I’m talking about snipping off the ends of tree branches to shorten them.
In the drawing, the blue line indicates roughly where someone snipped off the ends of branches a, b, c, and d. You can see how the tree responded: a spray of profuse new growth (“shoots” or “water sprouts”) from near the ends of the tipped branches.
At the tip of a tree branch there is a so-called terminal or apical bud. This specialized bud regulates growth of the entire branch. (After all, the tree needs to grow up and out to reach that all-important sunlight!)
A hormone is involved, called auxin. Think of auxin as being like a sleep potion. All those many other buds lying under the bark along each branch? Auxin keeps those buds dormant.
But if I snip off the terminal bud, some of those dormant buds along the branch “wake up.” They send out shoots which will become twigs which will become new branches.
Tipping a branch to clear a sidewalk or street is usually counterproductive. Within a year or two, the problem will be twice or three times as bad.
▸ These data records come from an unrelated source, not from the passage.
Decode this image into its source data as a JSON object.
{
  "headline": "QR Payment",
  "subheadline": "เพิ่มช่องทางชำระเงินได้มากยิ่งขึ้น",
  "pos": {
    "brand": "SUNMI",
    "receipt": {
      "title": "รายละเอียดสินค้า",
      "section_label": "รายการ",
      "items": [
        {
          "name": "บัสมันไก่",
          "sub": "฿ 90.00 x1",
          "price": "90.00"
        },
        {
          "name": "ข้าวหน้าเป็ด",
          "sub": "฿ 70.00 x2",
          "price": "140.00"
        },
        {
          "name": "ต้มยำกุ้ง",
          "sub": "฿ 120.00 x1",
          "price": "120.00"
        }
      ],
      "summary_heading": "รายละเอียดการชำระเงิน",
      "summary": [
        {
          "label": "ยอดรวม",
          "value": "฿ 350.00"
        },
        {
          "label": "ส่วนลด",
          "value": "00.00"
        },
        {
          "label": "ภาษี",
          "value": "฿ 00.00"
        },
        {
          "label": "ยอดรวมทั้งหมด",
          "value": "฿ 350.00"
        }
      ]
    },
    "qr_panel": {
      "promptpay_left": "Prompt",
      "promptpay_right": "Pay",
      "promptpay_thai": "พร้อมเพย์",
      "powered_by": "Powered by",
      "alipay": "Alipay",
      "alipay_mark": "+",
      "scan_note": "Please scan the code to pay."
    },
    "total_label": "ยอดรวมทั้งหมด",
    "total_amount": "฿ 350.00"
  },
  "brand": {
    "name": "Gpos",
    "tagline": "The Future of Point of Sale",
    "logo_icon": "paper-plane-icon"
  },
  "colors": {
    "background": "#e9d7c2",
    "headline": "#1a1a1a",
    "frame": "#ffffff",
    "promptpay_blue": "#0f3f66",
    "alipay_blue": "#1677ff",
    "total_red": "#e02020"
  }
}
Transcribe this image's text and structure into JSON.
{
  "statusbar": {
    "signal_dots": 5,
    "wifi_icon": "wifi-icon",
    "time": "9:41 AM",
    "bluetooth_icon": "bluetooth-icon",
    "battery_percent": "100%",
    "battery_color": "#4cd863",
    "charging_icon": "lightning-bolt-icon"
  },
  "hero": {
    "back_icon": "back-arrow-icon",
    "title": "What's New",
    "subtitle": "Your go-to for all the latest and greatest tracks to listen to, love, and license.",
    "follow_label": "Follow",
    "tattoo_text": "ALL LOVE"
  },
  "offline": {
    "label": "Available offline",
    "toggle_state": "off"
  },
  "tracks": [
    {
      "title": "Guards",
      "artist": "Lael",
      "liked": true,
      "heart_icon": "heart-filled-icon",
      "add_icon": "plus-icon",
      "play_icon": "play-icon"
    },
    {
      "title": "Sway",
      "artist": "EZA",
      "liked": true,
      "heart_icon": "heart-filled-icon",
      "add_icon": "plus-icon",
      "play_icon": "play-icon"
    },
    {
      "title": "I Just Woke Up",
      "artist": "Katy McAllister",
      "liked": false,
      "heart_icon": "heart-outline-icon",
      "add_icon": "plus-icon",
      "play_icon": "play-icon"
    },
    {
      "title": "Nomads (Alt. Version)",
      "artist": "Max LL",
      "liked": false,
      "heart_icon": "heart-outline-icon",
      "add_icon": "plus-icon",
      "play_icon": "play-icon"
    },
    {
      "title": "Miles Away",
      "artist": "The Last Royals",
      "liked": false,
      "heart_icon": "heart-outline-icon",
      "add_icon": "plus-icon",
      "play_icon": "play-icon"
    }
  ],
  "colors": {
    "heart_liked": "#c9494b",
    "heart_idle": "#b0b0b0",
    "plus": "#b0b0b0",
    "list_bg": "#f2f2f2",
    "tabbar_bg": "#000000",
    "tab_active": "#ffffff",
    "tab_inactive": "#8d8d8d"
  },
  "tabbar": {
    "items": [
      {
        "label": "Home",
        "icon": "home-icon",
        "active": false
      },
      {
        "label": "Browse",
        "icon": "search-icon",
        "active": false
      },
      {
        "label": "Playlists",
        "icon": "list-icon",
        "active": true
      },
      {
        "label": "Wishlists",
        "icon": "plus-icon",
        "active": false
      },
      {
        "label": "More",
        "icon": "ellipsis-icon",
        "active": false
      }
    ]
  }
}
Look how many sprouts were growing on this tipped Bradford pear. (Located on Austin Avenue at its intersection with Euclid. Thanks to Meghan for identifying this hazard to pedestrians.)
Instead, always cut a branch just beyond a node. A node is simply where a leaf, twig, or secondary branch attaches to a larger part of the tree.
Put differently, your goal is always to leave a bud which can become the new terminal or apical bud of that branch, controlling that essential hormone auxin, so that the tree can grow up and out.